Laura also goes to a course delivered by the volunteer teachers. She says that she was really surprised that so many people in Eindhoven volunteer to help immigrants to learn Dutch. “I think that without saying it, Dutch community shows you that they want you to belong to it – and with the language, too. So my impression is that Dutch people are really generous with the time they spend on teaching and I am really grateful for that”. Additionally, Laura found the possibility of learning Dutch using a tandem method – a learning method based on language exchange between speakers of different languages. Tandem Project Eindhoven was started by expats willing to share the knowledge of their native languages with people of Eindhoven in exchange for being taught Dutch. The benefits of tandem learning are that it is self-organized, it provides lots of cultural knowledge, it is personal and it is free.
In the Tandem project, Laura has started meeting a Dutch girl who wants to learn Spanish from a native speaker. As Laura describes their lessons: “It’s a conversation with your tandem-partner and it comes naturally.” She finds tandem lessons very helpful for learning. “It has been really nice to have someone local to speak to you. It’s like a private lesson of culture and language. We speak half of the time in Spanish and half of the time in Dutch. And what has been really great is that my tandem-partner is from here, from Noord-Brabant. So she has taught me some special words which are used only in this area. For example, kǔkske – instead of a koekje. Yesterday I went to the store and I used them there – I went to have some coffee and a kǔkske. The people in the store were really excited because I was speaking Dutch and using local words.”

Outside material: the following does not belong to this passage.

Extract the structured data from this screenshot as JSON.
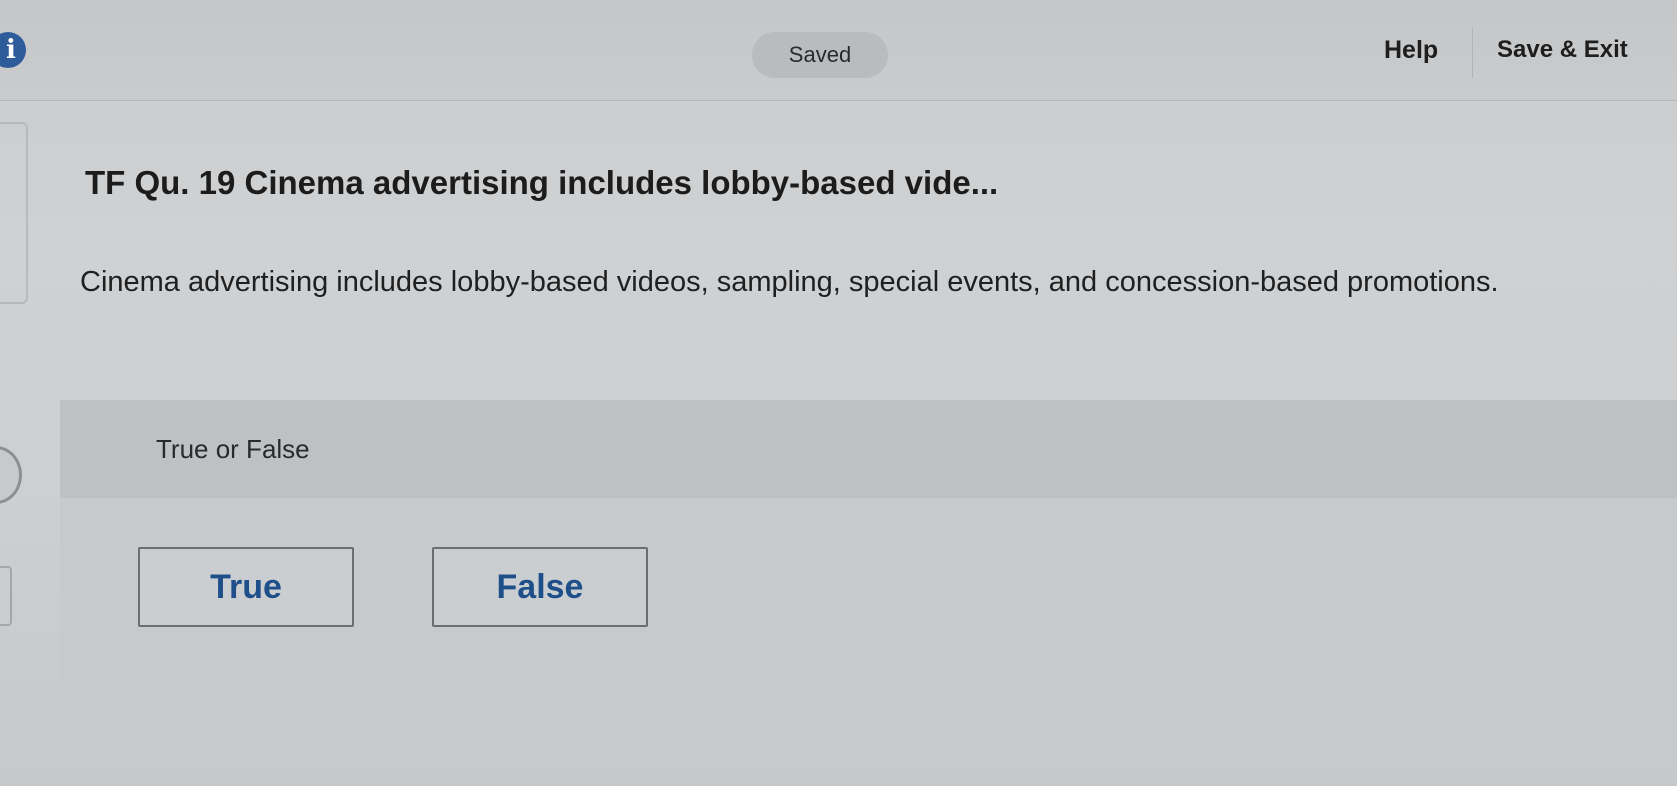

Two months ago Laura got her first job in the Netherlands as a postbezorger. As she confesses, applying for a vacancy in the post-delivery was an experiment – she wanted to challenge herself to come out of the bubble and to test her ability to communicate in Dutch. “It was easy to apply because I could do it online. But then they asked me to do a phone interview. On the phone, I did not understand many things and I was saying Kunt u langzamer spreken alstublieft. But they were very nice and talked to me and said that I would have an interview in person!
In the group interviews, people were asking their questions in Dutch – I couldn’t understand them. But then we had individual interviews, which were much better. And in the end, I was told that they were giving me the job!” That all was surprising to Laura and difficult in many ways because she was not emotionally prepared to have a job at that point. As she recollects: “I came here thinking I would have no work for years until my Dutch is ready!” Now she realizes it was a wrong idea. She recommends expats like us not to rely only on their self-evaluation of Dutch proficiency when they are looking for a job. “Many people say they would like to look for a job but their Dutch is not good enough. What I want to say is that it’s going to be a long time till you feel that your Dutch is really good. You should start applying for it now and let the employer decide if your knowledge of Dutch is good enough for the job.”
Laura says that no matter how surprising it is for her to get her job in the post-delivery, which is so much different from what she did back in Mexico, she enjoys it greatly. “Now I cannot think of not having it. I like that I have something to do, I like that I am exchanging with people from here, I am earning money now. I like that I am a productive part of the Dutch life! ” Isn’t it called being well-integrated into the society?
Now, four months after her arrival to the Netherlands, Laura is reflecting on the progress she has made since she came here. “I see integration through language and culture as Lego pieces, look, like this one (pointing at her portrait made of Lego on the shelf). Four months ago for me most of it was black. And when you start to understand the words, you start seeing colours. So what I was thinking yesterday, it’s so nice that now I can recognize more, I understand more and it makes a huge difference – now that picture is colourful!”